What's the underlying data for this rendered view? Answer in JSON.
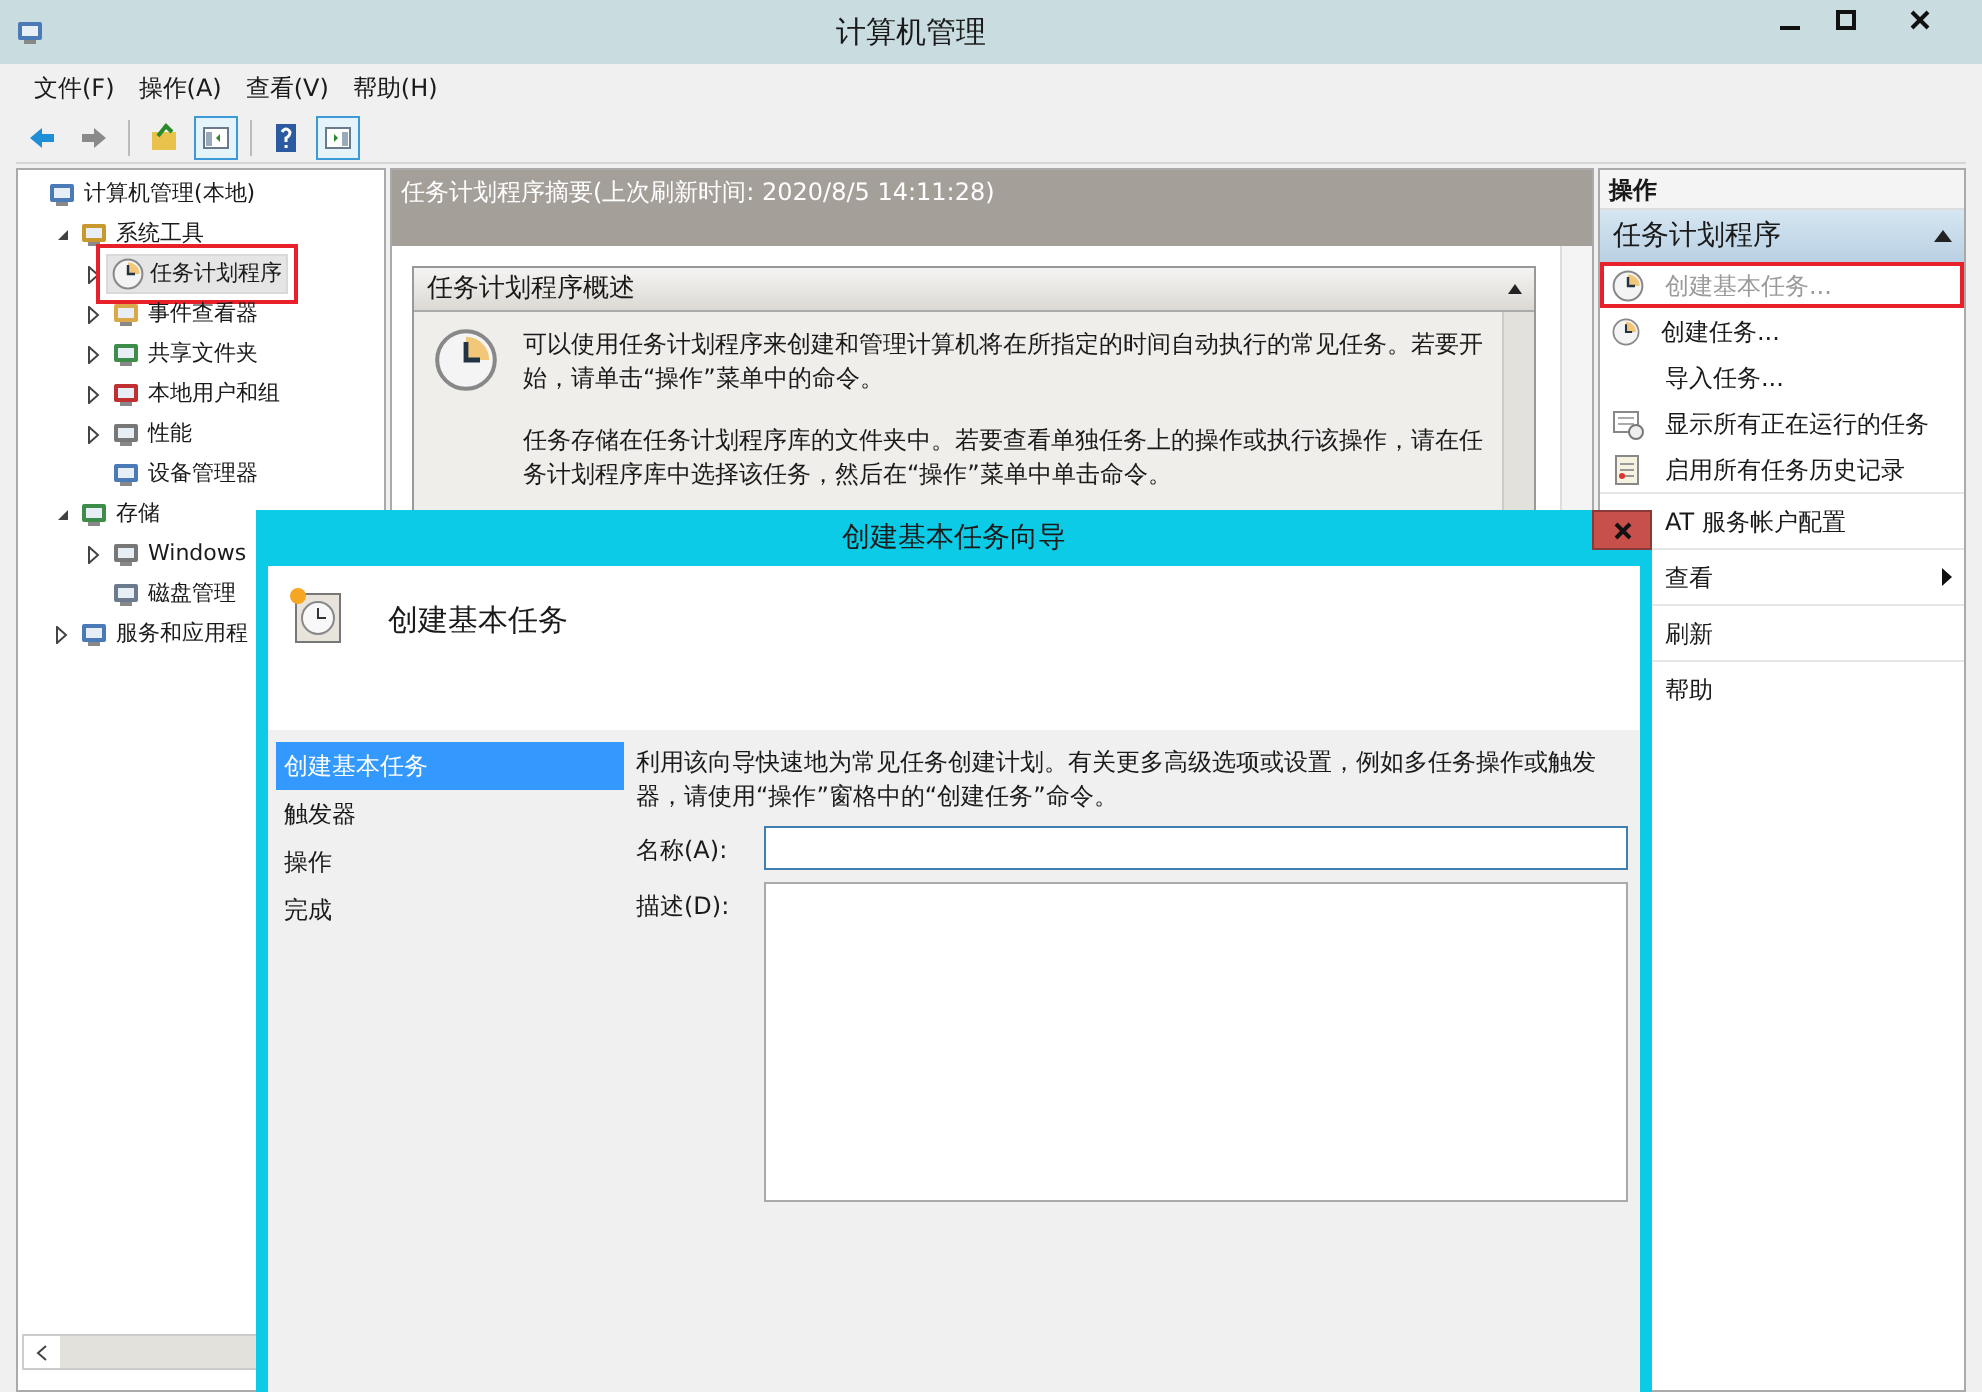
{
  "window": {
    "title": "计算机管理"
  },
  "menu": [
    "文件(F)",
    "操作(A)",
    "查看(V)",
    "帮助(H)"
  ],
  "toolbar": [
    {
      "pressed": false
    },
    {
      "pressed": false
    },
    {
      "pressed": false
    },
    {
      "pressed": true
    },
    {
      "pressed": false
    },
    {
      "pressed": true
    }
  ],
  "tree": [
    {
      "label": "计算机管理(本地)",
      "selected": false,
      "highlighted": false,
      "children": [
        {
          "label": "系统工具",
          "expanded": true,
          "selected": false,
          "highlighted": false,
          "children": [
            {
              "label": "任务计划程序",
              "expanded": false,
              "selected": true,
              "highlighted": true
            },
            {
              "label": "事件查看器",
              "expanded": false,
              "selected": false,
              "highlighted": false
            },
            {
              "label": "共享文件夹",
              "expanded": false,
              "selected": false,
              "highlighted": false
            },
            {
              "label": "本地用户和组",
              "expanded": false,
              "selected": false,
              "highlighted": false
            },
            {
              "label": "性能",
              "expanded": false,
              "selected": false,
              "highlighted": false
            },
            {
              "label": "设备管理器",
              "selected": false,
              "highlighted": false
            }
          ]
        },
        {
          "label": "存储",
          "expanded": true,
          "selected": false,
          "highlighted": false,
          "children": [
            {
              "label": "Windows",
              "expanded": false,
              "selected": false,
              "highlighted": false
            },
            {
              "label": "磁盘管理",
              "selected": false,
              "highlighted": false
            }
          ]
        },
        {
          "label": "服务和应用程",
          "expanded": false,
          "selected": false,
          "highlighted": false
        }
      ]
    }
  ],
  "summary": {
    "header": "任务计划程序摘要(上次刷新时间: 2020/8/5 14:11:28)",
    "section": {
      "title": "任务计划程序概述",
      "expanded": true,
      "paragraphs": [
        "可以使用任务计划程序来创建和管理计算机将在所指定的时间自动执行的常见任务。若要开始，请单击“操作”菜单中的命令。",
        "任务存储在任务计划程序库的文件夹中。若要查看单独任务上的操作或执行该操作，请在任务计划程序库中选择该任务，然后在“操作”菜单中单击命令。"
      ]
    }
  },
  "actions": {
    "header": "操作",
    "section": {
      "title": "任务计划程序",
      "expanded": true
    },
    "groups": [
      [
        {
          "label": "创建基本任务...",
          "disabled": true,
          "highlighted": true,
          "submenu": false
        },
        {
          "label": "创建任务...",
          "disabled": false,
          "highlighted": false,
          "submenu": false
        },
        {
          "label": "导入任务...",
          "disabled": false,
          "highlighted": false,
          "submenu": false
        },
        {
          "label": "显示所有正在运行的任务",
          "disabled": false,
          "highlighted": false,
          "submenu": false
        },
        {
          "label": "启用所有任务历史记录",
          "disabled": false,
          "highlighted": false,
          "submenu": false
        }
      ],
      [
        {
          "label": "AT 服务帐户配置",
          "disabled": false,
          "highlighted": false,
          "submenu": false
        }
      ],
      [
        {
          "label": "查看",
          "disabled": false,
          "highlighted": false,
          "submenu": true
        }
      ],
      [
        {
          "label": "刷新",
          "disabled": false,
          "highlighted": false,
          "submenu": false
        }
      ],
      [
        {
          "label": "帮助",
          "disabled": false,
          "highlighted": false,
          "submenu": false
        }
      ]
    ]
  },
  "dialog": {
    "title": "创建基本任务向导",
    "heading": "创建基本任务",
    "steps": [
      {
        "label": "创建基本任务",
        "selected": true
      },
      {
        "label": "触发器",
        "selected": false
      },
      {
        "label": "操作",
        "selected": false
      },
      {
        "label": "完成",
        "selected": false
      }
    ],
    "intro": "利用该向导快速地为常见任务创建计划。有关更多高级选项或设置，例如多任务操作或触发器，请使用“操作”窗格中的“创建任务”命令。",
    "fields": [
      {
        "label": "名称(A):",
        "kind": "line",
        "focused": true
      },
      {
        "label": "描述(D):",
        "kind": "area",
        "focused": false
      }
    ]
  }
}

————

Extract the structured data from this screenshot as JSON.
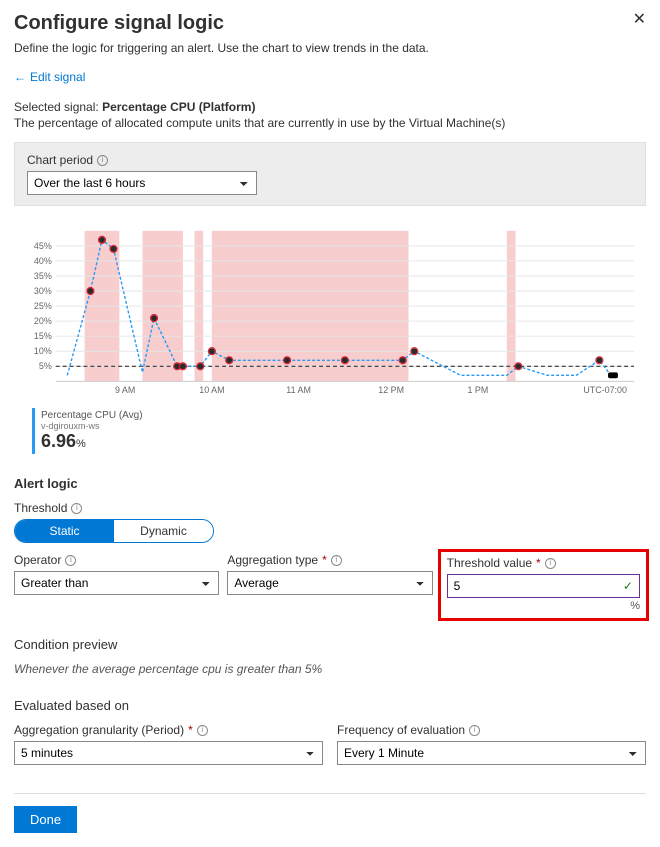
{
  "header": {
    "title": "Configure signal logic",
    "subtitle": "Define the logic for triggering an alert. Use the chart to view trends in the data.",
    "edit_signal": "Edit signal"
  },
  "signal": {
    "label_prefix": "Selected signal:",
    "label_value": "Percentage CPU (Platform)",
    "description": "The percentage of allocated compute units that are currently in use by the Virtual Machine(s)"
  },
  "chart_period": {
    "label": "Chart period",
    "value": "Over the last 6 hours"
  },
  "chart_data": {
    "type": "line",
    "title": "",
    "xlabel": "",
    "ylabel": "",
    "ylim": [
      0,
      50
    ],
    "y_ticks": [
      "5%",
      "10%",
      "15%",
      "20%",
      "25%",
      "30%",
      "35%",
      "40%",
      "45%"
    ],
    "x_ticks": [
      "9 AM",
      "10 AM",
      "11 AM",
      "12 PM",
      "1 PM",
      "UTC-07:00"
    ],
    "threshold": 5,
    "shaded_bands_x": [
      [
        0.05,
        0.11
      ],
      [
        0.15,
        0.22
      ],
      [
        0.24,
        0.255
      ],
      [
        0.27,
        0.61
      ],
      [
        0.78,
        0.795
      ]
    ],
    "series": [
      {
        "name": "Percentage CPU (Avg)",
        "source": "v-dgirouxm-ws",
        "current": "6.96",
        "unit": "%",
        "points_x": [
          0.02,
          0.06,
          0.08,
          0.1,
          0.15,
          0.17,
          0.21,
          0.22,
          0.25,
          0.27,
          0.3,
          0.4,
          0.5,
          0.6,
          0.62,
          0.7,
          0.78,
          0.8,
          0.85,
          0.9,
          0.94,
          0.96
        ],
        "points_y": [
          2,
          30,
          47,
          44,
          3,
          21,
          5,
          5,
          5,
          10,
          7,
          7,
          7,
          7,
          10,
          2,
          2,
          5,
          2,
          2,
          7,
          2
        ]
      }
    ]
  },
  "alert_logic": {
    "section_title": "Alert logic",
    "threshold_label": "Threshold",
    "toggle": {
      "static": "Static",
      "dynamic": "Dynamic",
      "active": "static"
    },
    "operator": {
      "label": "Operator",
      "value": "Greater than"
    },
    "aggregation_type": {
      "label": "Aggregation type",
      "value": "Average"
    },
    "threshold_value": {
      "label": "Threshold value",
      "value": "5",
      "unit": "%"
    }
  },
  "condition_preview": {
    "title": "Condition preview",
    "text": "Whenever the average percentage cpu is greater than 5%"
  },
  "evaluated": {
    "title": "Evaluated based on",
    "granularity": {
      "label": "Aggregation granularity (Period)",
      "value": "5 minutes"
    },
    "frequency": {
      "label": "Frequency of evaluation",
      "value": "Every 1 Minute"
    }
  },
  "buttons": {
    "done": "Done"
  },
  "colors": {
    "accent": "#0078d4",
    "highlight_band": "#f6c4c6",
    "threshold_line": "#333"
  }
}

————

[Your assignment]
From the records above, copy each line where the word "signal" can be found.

[Your response]
    "title": "Configure signal logic",
    "edit_signal": "Edit signal"
  "signal": {
    "label_prefix": "Selected signal:",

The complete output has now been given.